But then this is what Watford do. If you are surprised at the sacking of Xisco Munoz then you haven’t been paying enough attention to Watford over the last five years. One of their last 12 managers have remained in their job for more than 40 matches in all competitions. They are an enclave of Serie A impatience – under Italian ownership – in Hertfordshire.
More pertinently, Watford have made this work. Between May 2015 and December 2019, they sacked Slavisa Jokanovic (who had just taken them up to the Premier League), sacked Quique Sanchez Flores (who had kept them there), Walter Mazzarri (who had done the same), Javi Gracia (the same again) and Sanchez Flores for a second time. Managerial short-termism is often derided as an unpleasant strand of modern football, but there’s little to criticise when it is successful. Any manager appointed knows the deal.
Whichever manager Watford choose to replace Munoz will be instructive. Reports suggest that Diego Martinez (the Granada connection to the owners makes sense) and Claudio Ranieri are the two names most prominently linked. Ranieri would be a gamble given how badly it worked out for him at Fulham.

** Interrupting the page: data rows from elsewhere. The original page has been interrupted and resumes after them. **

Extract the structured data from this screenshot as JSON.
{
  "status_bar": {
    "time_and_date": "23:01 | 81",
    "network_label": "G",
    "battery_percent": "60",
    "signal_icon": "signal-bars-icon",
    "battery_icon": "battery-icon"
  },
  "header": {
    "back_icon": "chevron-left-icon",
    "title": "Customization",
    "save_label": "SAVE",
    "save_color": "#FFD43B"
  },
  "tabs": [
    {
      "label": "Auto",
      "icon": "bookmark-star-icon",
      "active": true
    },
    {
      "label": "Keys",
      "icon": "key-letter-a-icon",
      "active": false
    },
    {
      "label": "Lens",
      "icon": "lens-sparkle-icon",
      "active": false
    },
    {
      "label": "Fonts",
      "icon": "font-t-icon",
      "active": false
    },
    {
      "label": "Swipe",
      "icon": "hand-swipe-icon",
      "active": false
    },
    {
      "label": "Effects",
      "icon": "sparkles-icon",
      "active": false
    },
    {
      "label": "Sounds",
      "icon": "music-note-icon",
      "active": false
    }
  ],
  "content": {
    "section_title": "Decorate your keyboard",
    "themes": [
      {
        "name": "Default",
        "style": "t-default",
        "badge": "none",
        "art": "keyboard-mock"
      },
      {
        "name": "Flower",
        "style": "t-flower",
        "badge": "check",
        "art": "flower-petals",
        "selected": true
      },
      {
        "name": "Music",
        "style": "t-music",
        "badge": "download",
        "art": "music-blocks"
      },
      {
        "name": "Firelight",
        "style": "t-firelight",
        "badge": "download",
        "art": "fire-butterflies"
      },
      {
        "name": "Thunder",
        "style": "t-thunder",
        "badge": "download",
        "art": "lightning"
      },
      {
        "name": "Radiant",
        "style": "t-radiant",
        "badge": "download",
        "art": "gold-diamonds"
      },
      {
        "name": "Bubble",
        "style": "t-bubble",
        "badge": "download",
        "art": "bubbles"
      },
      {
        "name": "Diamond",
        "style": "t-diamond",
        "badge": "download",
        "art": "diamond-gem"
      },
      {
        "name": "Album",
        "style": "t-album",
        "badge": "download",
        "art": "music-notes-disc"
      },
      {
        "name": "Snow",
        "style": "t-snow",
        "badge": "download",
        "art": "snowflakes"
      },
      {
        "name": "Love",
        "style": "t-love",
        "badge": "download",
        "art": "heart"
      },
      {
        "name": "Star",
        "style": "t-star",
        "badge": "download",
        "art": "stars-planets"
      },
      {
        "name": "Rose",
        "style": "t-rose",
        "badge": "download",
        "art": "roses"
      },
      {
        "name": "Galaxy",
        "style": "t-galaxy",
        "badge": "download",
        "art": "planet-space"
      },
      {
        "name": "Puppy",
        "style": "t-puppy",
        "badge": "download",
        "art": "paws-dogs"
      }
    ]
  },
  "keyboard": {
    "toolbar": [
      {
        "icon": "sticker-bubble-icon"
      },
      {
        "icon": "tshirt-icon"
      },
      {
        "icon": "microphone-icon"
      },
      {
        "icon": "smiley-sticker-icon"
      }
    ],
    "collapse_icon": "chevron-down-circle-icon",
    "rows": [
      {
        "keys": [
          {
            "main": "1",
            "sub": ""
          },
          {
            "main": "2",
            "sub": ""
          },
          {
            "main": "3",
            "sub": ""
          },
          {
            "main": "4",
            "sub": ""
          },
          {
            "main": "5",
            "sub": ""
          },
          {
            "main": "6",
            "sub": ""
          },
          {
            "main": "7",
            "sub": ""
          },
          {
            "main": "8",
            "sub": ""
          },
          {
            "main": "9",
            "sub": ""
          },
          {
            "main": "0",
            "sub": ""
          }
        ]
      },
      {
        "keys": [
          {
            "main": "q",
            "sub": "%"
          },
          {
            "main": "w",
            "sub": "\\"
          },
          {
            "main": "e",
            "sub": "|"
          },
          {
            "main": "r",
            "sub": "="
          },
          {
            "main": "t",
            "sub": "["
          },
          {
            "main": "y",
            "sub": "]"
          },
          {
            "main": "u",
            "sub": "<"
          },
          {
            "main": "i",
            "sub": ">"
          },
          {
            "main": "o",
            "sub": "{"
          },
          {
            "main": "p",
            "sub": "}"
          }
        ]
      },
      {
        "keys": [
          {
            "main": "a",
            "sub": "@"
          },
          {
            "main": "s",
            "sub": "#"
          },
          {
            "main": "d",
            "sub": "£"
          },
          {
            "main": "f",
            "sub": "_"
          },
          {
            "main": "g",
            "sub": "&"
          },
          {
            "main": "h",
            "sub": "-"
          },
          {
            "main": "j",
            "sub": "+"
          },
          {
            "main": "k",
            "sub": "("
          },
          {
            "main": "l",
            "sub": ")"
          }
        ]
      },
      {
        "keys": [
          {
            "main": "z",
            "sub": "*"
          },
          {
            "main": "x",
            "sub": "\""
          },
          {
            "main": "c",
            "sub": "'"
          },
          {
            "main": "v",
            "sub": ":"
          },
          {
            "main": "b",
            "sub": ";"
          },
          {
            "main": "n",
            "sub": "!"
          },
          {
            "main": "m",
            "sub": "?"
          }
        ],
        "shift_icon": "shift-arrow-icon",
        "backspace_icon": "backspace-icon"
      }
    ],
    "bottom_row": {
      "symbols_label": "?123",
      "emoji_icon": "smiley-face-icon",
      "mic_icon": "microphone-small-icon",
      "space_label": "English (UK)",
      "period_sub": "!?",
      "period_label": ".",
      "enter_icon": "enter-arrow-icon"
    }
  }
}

But then Watford have built up enough faith in their lurching strategy that we owe it to them not to make snap judgements. Munoz will consider himself highly unfortunate to lose his job. The six managers before him probably thought the same.
Did David Moyes make a costly mistake on Sunday? On Thursday evening, West Ham beat Rapid Vienna 2-0 in the Europa League. Their starting XI for that game included Rice, Cresswell and Antonio who also started on Sunday. Soucek, Bowen and Fornals were used as substitutes.
Those six outfield players all started on Sunday against Brentford. There’s nothing wrong with that per se, but it was interesting that Moyes then didn’t make a single substitution given the workload over the last few weeks.
It’s the sort of criticism that is result-oriented. If West Ham had scored late and then held on for a draw, Moyes would probably have been praised for sticking with the starting XI. But having conceded late to lose at home, West Ham’s manager must be cursing his decision not to add extra energy or bring on substitutes to see out the match.
Does Bruno Lage have his tactical plan to pull Wolves up the Premier League table? In each of their last two league games – both of which Wolves have won – Lage has operated with a lopsided 3-4-3 formation with Hwang Hee-chan on the left of a front three.
The theory is that Hwang drifts centrally when Wolves are attacking to create a strike partnership with Raul Jimenez. That creates space for Marcal to overlap down the left flank and whichever winger is picked on the right (Trincao on Saturday, Adam Traore against Southampton) can look to service the two strikers.
It also allows for the two forwards to work together, and that is where Wolves are having the most success. Against Southampton, it was Jimenez who scored the winner. Against Newcastle, Jimenez twice created identical goals for Hwang to score his second and third league goals since arriving in England.
And their teammates are impressed. “We’re excited and I think everybody associated with our football club is excited too,” said Conor Coady after Saturday’s win. “They’re two phenomenal footballers, but more importantly they’re brilliant people as well. To see them linking up well in the games is fantastic to see, and they’re a pleasure to play with, both of them. It was fantastic today just to watch them link and come together.”